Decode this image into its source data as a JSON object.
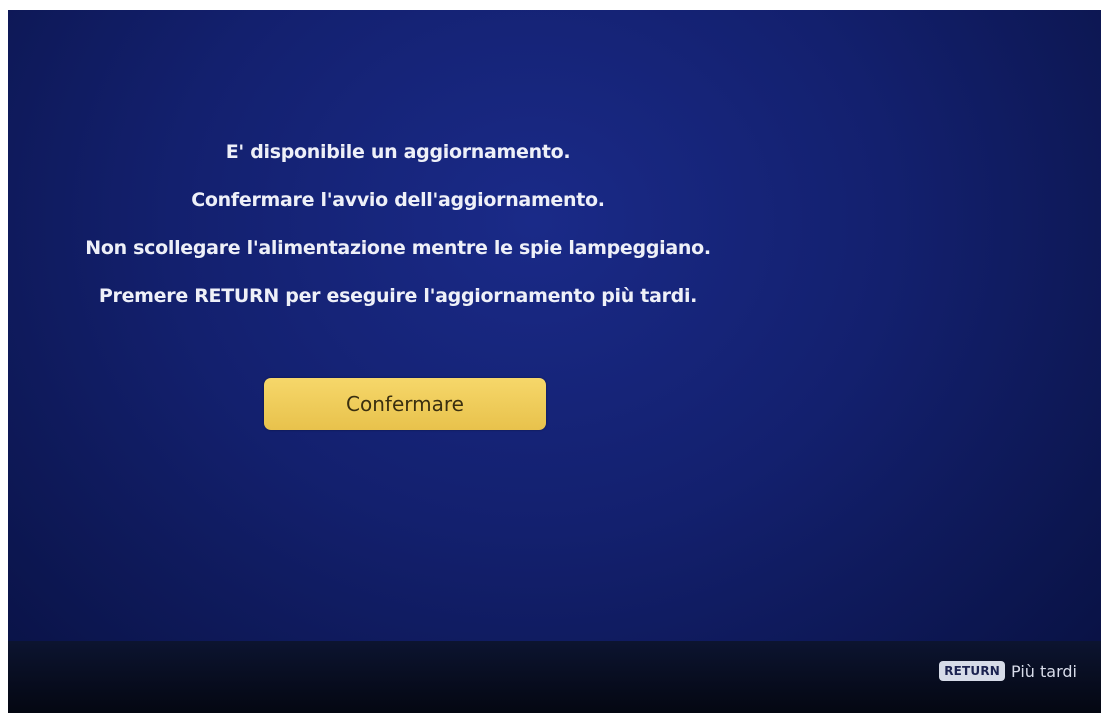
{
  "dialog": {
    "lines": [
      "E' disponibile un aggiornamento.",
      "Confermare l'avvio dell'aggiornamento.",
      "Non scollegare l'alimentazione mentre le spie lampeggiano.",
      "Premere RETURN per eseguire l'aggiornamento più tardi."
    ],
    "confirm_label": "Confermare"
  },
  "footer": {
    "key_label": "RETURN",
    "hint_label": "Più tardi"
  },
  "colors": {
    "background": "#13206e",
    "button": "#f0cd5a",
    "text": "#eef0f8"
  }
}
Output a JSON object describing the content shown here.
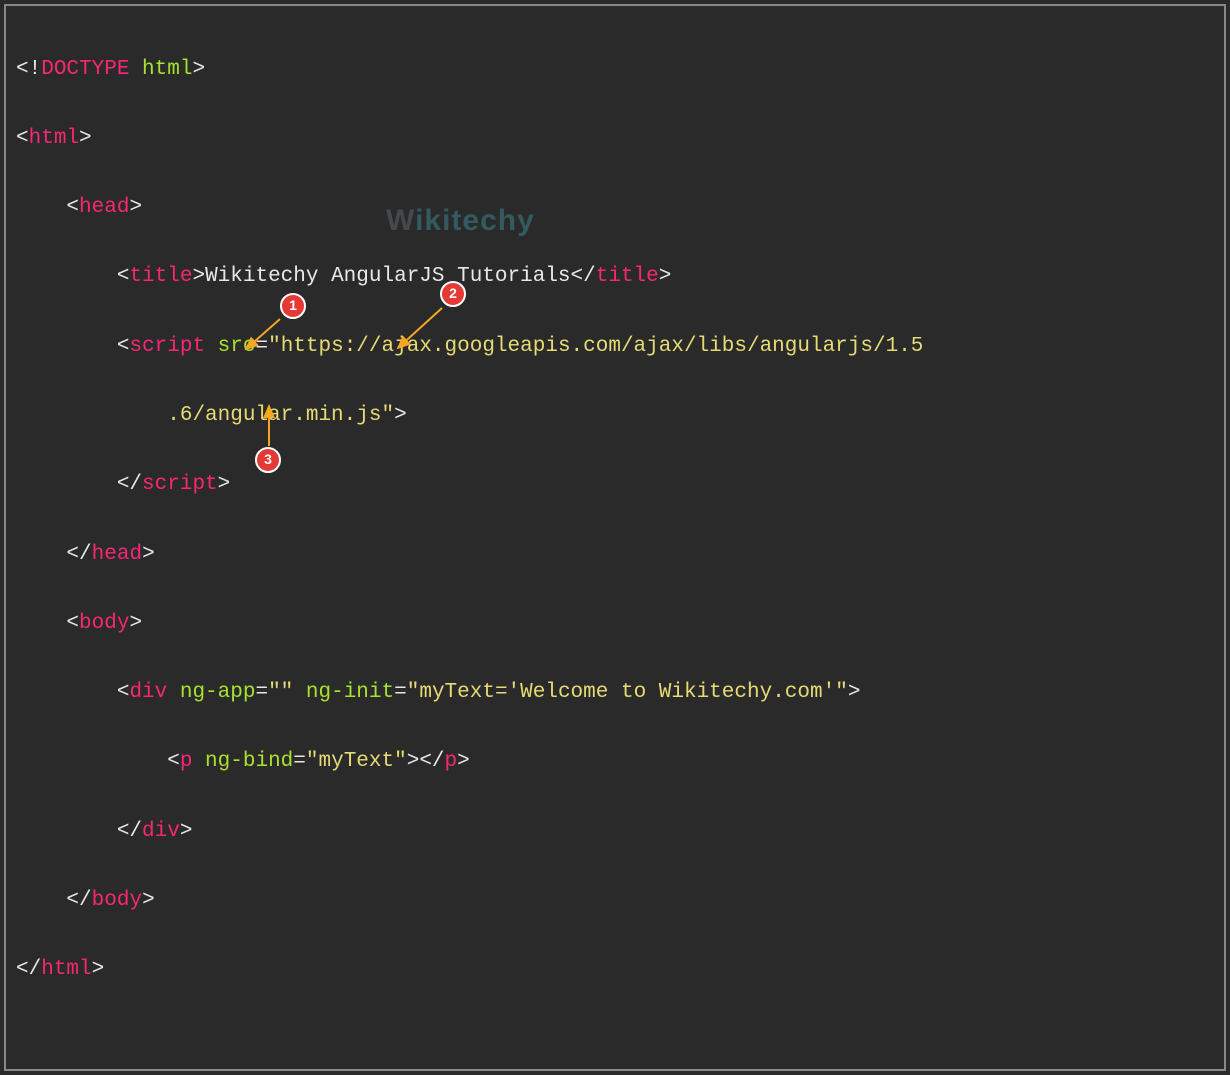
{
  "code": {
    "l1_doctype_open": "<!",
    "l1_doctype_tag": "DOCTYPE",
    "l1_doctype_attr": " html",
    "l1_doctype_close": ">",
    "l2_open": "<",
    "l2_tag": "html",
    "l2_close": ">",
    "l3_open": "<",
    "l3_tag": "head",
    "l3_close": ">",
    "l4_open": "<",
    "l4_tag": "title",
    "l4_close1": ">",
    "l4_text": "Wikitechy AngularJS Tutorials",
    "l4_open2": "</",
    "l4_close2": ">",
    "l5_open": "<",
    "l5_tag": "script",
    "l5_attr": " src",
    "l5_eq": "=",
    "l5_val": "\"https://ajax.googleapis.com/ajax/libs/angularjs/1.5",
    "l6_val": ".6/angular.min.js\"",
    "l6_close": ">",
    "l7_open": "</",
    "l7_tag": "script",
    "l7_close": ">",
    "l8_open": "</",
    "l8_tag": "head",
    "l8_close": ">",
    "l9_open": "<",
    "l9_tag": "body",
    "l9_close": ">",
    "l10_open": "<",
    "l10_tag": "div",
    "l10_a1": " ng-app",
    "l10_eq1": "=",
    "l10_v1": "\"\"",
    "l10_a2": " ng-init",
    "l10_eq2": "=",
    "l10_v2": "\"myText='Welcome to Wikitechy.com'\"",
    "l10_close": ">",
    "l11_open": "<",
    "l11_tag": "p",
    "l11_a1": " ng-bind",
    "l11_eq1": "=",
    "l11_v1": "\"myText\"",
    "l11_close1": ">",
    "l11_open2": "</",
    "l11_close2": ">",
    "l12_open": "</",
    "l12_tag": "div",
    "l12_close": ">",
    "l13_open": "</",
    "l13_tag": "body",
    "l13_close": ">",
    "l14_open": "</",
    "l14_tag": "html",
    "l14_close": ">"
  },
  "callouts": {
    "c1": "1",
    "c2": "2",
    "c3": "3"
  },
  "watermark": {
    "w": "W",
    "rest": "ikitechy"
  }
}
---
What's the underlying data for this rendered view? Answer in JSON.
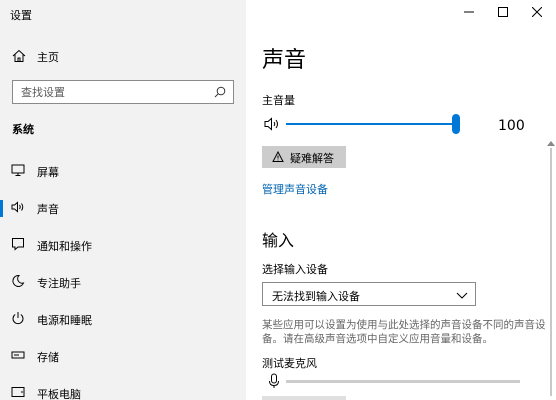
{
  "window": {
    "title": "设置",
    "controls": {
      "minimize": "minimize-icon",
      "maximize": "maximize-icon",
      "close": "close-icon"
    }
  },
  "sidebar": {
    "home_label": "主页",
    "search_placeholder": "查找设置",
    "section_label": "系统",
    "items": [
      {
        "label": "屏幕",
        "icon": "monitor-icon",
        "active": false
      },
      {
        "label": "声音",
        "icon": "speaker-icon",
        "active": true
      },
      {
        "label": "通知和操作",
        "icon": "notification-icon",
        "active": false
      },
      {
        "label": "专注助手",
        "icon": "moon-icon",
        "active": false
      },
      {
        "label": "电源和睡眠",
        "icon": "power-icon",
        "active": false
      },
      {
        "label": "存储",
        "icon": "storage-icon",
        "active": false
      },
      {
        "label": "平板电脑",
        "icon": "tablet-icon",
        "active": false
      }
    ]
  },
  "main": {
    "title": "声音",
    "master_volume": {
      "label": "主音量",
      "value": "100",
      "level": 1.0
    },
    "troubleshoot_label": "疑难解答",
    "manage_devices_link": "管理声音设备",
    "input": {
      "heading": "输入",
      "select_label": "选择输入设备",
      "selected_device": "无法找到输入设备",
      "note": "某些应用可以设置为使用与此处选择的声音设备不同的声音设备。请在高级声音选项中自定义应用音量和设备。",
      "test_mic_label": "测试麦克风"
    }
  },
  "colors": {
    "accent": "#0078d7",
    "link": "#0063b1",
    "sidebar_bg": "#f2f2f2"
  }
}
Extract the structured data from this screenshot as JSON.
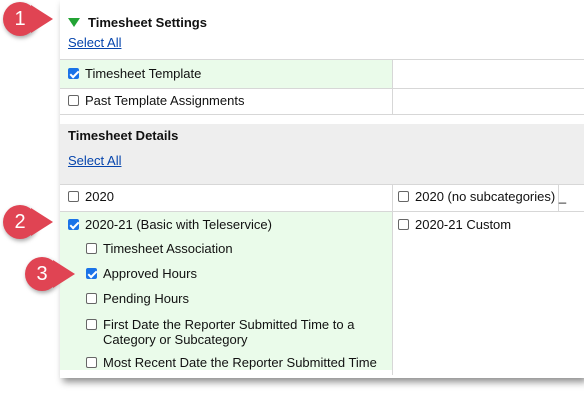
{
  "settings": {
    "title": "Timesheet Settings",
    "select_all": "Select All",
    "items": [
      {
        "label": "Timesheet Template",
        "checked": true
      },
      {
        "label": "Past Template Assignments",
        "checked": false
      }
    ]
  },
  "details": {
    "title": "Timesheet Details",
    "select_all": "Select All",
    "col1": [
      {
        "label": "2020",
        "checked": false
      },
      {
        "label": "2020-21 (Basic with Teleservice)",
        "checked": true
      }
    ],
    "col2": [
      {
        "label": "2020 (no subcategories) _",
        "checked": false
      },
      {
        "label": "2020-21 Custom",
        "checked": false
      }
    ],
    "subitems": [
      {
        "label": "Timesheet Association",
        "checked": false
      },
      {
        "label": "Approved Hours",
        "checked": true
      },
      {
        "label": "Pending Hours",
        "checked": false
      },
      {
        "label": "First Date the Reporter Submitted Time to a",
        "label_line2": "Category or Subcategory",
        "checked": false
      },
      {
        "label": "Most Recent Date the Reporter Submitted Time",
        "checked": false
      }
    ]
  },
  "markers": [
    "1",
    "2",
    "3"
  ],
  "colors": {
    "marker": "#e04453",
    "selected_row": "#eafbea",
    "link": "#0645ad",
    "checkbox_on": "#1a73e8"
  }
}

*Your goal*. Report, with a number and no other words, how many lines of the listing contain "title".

*Answer to this task*. 5